In this ongoing Q&A series, we aim to highlight students, faculty, and staff who engage with service at Princeton and beyond. This time, we spoke to Benjamin Thornton, the John H. Pace, Jr. ’39 Center for Civic Engagement’s third Community Partner-in-Residence. Thornton is the Director of Outreach Services at Anchor House, where he runs the organization's drop-in center and leads a street outreach team focused on finding youth that are homeless and directing them to coordinated entry services. Thornton has more than 20 years of experience working with runaway and homeless youth and their families. As Community Partner-in-Residence, Thornton is meeting with students, leading trainings on how to enter the community and work with minors, and planning events to bring youth and community expertise to campus. He will be with the Pace Center for the fall semester and has office hours every Monday from 5-7 p.m. in Frist Campus Center, room 201D.
Can you explain briefly what the Community Partner-in-Residence is?
“The [Community Partner-in-Residence] serves to promote a deeper understanding and experience between the community and the campus while identifying the real needs, strengths, and assets of the communities in which service is being performed. This integration of the Community Partner-in-Residence at Princeton is part of the [Pace Center’s] strategic plan goal of building purposeful community partnerships. As a community partner, it is necessary that we are a part of this ongoing conversation. Princeton is fierce in its attempt to get this right and they have put all of the appropriate resources out there to make it clear that service is most beneficial when it is in partnership.”
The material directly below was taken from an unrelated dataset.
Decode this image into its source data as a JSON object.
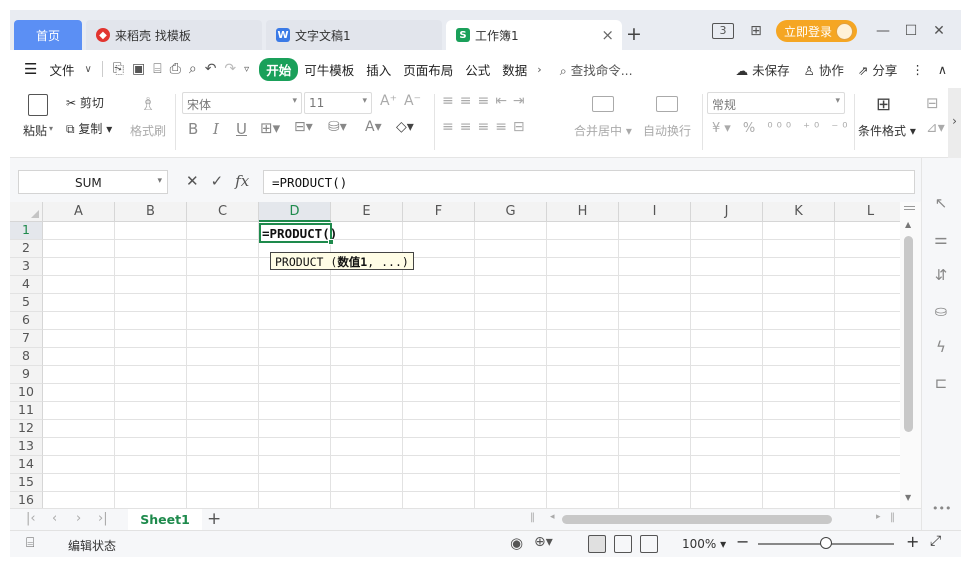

What drew you to this role?
“I have been an active participant in some of the Pace Center events in past years. It is always a pleasure for me to participate in the service experience of our future leaders, especially those doing work in the community. I am immersed in the operational side of forwarding the mission of Anchor House and seeing the passion that exists for this kind of work is refreshing and keeps me optimistic about the future.”
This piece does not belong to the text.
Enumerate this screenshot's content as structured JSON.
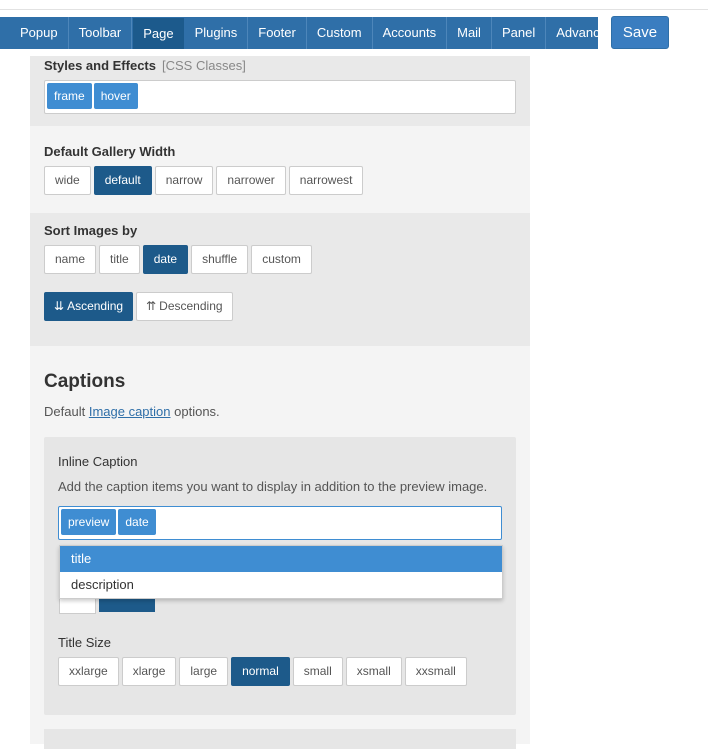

What aspects of your background have prepared you to be the Community Partner-in-Residence?
“Anchor House is one of very few agencies in the community that does what we do, so I am always networking with members of the community and assembling community partners in order to further the mission of Anchor House. So the aspects of my work that deal with integrating community partners and resources that can help further my work has prepared me for this. Our community partners in Trenton/Mercer County are amazing to work with and epitomize mission driven partnership.
The Community Partner-in-Residence role is very flexible and has varied with each person who holds the position. For me, I’ve learned that there are aspects of my work at Anchor House that do align [with my role at Princeton], one of which is building relationships with young people and exploring their interests and ideas in a way that furthers those ideas. This is an element of the strength-based approach we use to develop the dreams and aspirations of our youth [at Anchor House]. The old phrase was to ‘meet them where they are.’ I suggest we can do better and ‘meet them at their dreams.’ In this way we can clearly see that we are the same. [For example], Trenton youth are perceived to be outside of this community and Princeton students are perceived to be outside of the Trenton community. If we are mindful about our work there the opportunity for both sides to see each other and understand that we are ultimately one community. Relationships tend to gently close the gaps in the, ‘us / them / the other’ paradigm.”
What unique opportunities for service do you see at Princeton?
“There are too many to list here. I believe the main opportunity whether it be [with the] fire [department], EMS, or afterschool programs, is to inspire service in the public interest. Service is unique in and of itself. It is the heartbeat of a healthy mind, household, neighborhood, and community. It can and always has changed the world in which we live.”
Are there any unique obstacles that you think a campus such as Princeton has to inspiring service, and if so, what can we do to mitigate them?
“The obstacles are the age old issues that provide resistance to good. Stigma, exploitation of differences, and disagreement that cuts us off from communication. With such diversity on Princeton’s campus there is the opportunity to teach the world how to move past these fear-based and binary thinking traps. People who disagree about religion and politics, CAN serve their community together. As long as we keep talking and serving, the distance between us gets just a little bit smaller.”
Why do you think it is important for Princeton students to learn from outside perspectives as they perform service?
“Anytime we expand the boundaries of what is inside of our perspective we see more of the whole, which expands our ability to serve and makes our service a force of growth and movement beyond our limiting paradigms."
Is there anything else you would like people to know about you or your role?
“I would like to connect with students, faculty and staff who share my passion for service. In particular, I’d like to bring awareness to the mission of Anchor House and the problem of youth homelessness. Our youth are our most precious resource and I’m inspired every day by their resilience. I find this work inspiring and I have seen the best in the people that I have had the pleasure of serving with.”